-- Input data follows --
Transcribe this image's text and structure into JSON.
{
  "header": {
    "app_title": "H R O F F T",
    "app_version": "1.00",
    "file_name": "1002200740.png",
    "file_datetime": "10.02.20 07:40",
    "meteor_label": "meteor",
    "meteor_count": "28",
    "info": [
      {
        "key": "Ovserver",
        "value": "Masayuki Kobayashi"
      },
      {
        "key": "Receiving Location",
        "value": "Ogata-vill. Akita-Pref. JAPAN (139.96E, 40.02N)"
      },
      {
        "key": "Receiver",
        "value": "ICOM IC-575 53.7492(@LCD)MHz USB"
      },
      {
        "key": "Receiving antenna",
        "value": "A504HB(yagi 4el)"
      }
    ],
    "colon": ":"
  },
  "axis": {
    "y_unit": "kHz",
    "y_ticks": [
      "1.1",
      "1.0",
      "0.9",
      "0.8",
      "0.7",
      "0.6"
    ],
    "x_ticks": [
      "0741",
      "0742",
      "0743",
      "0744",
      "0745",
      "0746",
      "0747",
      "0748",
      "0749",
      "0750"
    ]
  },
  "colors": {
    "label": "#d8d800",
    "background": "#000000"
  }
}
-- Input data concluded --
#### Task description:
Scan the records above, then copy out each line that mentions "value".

#### Finished task:
        "value": "Masayuki Kobayashi"
        "value": "Ogata-vill. Akita-Pref. JAPAN (139.96E, 40.02N)"
        "value": "ICOM IC-575 53.7492(@LCD)MHz USB"
        "value": "A504HB(yagi 4el)"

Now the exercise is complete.